You may be the boss, but you are probably going to need some help. You may need to hire a bookkeeper or accountant, who do charge fees. But in the end you will end up saving money and avoid some major headaches. Also budget for tax preparation services. You may have other office workers, janitorial staff or truck maintenance employees you need to add to your payroll budget.
Allow for any sort of skills or training courses that you take. These types of safety courses may give you discounts on insurance policies or certification processes. Contact your insurance provider for more information.
Even with someone doing your books you may still need software for your operation. You may also require software for your truck depending on your navigation or onboard computing system.
If you are using software, it is highly advised that you budget for licenses and subscriptions verses downloading pirated versions. As a small business owner it just isn’t worth the risk of fines or computer viruses.
You’ll need to keep in touch on the road so you’ll have a phone/data bill. Roaming plans can vary by state and country depending on the carrier. Always make sure to look for the plan that’s right based on your travel. Comparison shop to find the plan that’s right for you and your operation.
There are some great smartphone apps out there to help you with navigation, scheduling, invoicing and other trucking needs. Many of them are free, but often the pro versions are worth the fee, however they can add up.
Parking & Tolls
Not only might you have costs for parking while at your home base, you might require parking while on the road.
Depending on where you drive in the country, tolls might be something you need to include in your budget. Look into EZ passes and other programs for potential discounts.
Depending on how you are set up as a business, you can a have a number of different taxes. From personal taxes to LLCs to corporations to local business taxes.
Use a professional tax preparer (that you budgeted for earlier) to make sure that you get every possible deduction and your returns are put together properly.
Don’t forget that you need to get paid. Include your own salary in your budget.

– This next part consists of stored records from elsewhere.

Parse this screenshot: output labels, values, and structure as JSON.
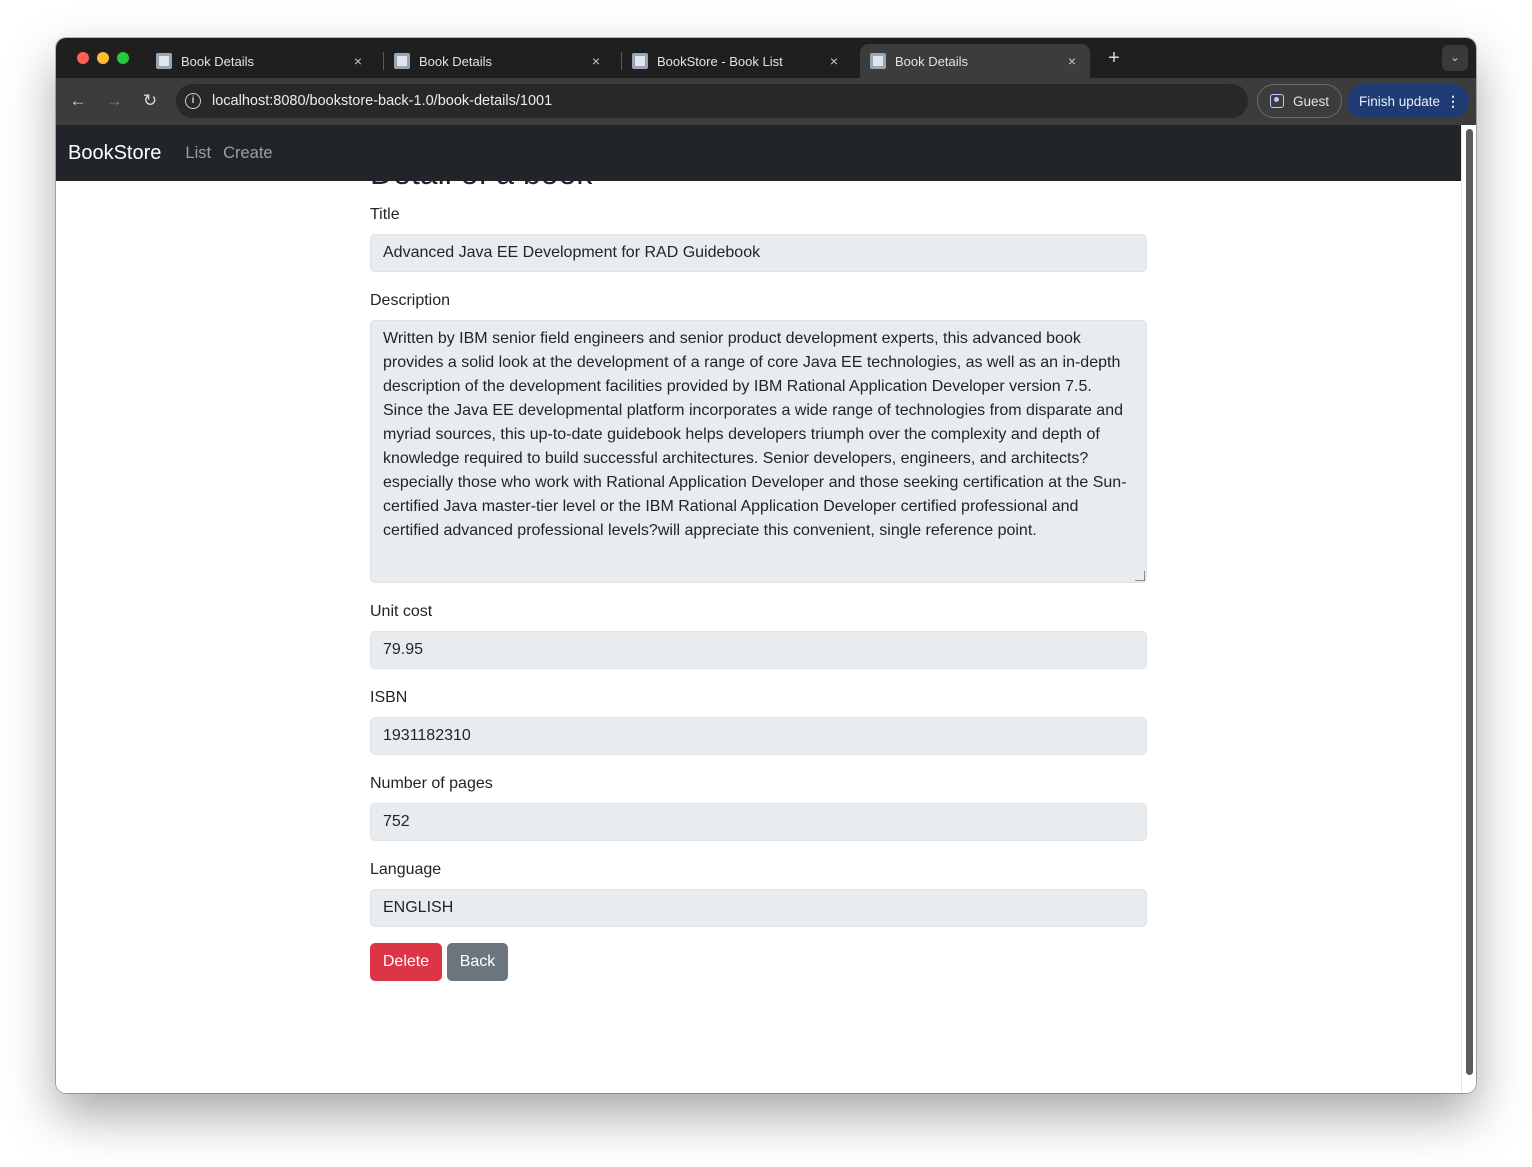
{
  "browser": {
    "tabs": [
      {
        "title": "Book Details",
        "active": false
      },
      {
        "title": "Book Details",
        "active": false
      },
      {
        "title": "BookStore - Book List",
        "active": false
      },
      {
        "title": "Book Details",
        "active": true
      }
    ],
    "close_glyph": "×",
    "new_tab_glyph": "+",
    "url": "localhost:8080/bookstore-back-1.0/book-details/1001",
    "profile_label": "Guest",
    "update_label": "Finish update"
  },
  "navbar": {
    "brand": "BookStore",
    "links": [
      "List",
      "Create"
    ],
    "background": "#212529"
  },
  "page": {
    "heading": "Detail of a book",
    "fields": {
      "title": {
        "label": "Title",
        "value": "Advanced Java EE Development for RAD Guidebook"
      },
      "description": {
        "label": "Description",
        "value": "Written by IBM senior field engineers and senior product development experts, this advanced book provides a solid look at the development of a range of core Java EE technologies, as well as an in-depth description of the development facilities provided by IBM Rational Application Developer version 7.5. Since the Java EE developmental platform incorporates a wide range of technologies from disparate and myriad sources, this up-to-date guidebook helps developers triumph over the complexity and depth of knowledge required to build successful architectures. Senior developers, engineers, and architects?especially those who work with Rational Application Developer and those seeking certification at the Sun-certified Java master-tier level or the IBM Rational Application Developer certified professional and certified advanced professional levels?will appreciate this convenient, single reference point."
      },
      "unit_cost": {
        "label": "Unit cost",
        "value": "79.95"
      },
      "isbn": {
        "label": "ISBN",
        "value": "1931182310"
      },
      "pages": {
        "label": "Number of pages",
        "value": "752"
      },
      "language": {
        "label": "Language",
        "value": "ENGLISH"
      }
    },
    "buttons": {
      "delete": "Delete",
      "back": "Back"
    },
    "colors": {
      "danger": "#dc3545",
      "secondary": "#6c757d",
      "readonly_field": "#e9ecef"
    }
  }
}
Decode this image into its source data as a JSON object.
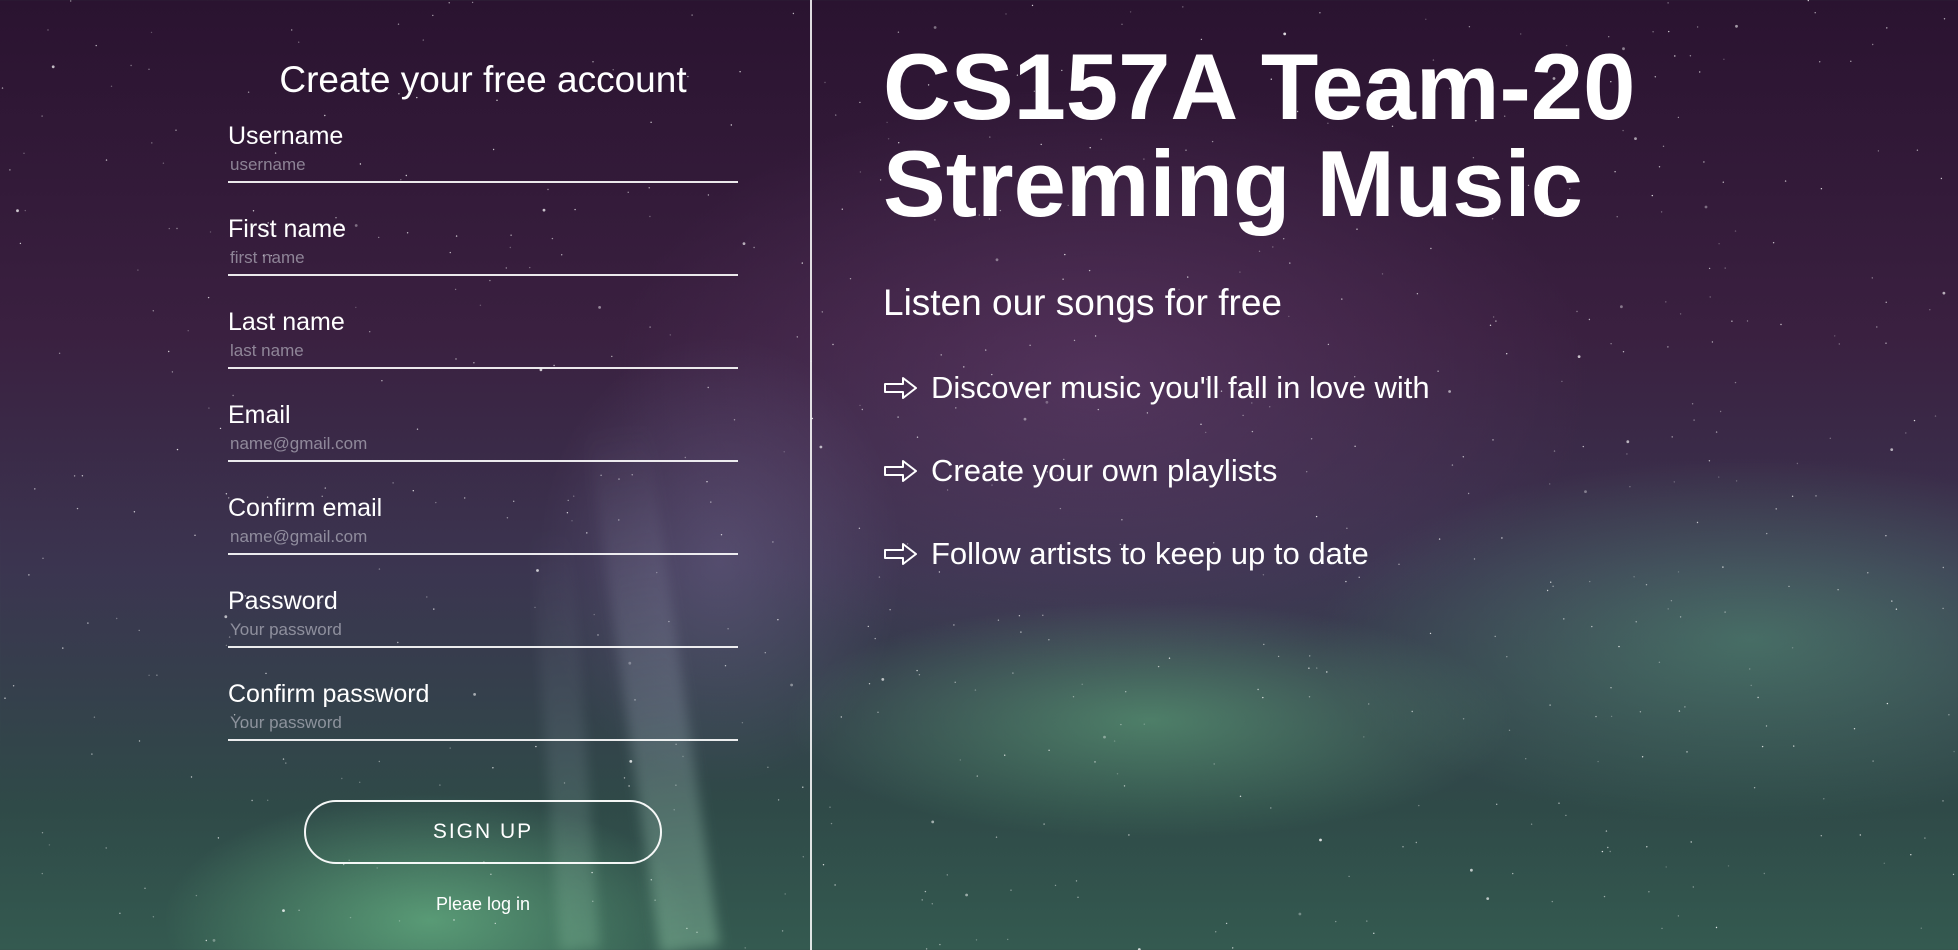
{
  "signup_form": {
    "title": "Create your free account",
    "fields": [
      {
        "label": "Username",
        "placeholder": "username",
        "value": ""
      },
      {
        "label": "First name",
        "placeholder": "first name",
        "value": ""
      },
      {
        "label": "Last name",
        "placeholder": "last name",
        "value": ""
      },
      {
        "label": "Email",
        "placeholder": "name@gmail.com",
        "value": ""
      },
      {
        "label": "Confirm email",
        "placeholder": "name@gmail.com",
        "value": ""
      },
      {
        "label": "Password",
        "placeholder": "Your password",
        "value": ""
      },
      {
        "label": "Confirm password",
        "placeholder": "Your password",
        "value": ""
      }
    ],
    "submit_label": "SIGN UP",
    "login_link": "Pleae log in"
  },
  "hero": {
    "title_line1": "CS157A Team-20",
    "title_line2": "Streming Music",
    "subtitle": "Listen our songs for free",
    "features": [
      {
        "icon": "arrow-right-icon",
        "text": "Discover music you'll fall in love with"
      },
      {
        "icon": "arrow-right-icon",
        "text": "Create your own playlists"
      },
      {
        "icon": "arrow-right-icon",
        "text": "Follow artists to keep up to date"
      }
    ]
  },
  "colors": {
    "text": "#ffffff",
    "placeholder": "#9a9aa8",
    "background_top": "#2a1330",
    "aurora_green": "#6ec88c"
  }
}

Growing your business is important for an operation of any size, even yours. So depending on how you need to market your services, factor in some money for websites, advertisements and promotions. Online directories may charge fees for listings as well.

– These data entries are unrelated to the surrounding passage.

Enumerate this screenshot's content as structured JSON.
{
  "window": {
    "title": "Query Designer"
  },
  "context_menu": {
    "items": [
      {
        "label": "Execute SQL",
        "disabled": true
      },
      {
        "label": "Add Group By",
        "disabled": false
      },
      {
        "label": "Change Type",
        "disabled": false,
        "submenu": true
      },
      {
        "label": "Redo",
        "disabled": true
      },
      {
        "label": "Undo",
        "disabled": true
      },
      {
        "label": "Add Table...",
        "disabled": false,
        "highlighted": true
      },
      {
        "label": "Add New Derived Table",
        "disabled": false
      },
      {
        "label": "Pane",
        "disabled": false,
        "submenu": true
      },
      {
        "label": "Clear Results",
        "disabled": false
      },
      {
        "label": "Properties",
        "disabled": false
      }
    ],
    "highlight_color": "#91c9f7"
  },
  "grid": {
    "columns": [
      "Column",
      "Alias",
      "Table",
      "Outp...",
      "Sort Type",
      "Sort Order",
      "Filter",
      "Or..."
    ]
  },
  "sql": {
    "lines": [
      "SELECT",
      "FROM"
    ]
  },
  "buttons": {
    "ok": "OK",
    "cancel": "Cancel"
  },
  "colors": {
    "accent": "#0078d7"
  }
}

These services can run from $100 for a simple website to the thousands of dollars based upon your operation’s professional needs. You can also hire someone to run your social media or prepare billboards, commercials or online ads.
If you drive a refrigerated truck or have other specialty deliveries, don’t forget to take this into account. Also consider the cost of maintaining and replacing straps, winches and other gear for flatbed trailers.
A contingency plan
Stuff happens. Tickets, accidents, longer than expected runs, breakdowns. Cost overruns are a fact of life for small businesses. Don’t budget yourself so tight you can’t handle a surprise.
SO NOW WHAT?
Using all this information you can estimate your cost per mile. The goal is to get that number as low as possible to maximize profitability for your operation.
Add all your cost estimates (fixed and variable costs) and divide by the number of miles you think you will cover. That’ll give you your estimated cost per mile.
So for example if you calculated you had $100,000 in total fixed and variable annual expenses and planned on covering 75,000 miles next year:
100,000 operating expenses /75,000 miles = 1.33 cents a mile
If you want to increase profitability you can lower your costs or raise your miles (although some costs will go up accordingly). Once you get on the road, you may find that your numbers were way off, but it gives you the ability to begin to plan. As you get to know your own operation, it will become more concrete and you are on your way to a successful operation.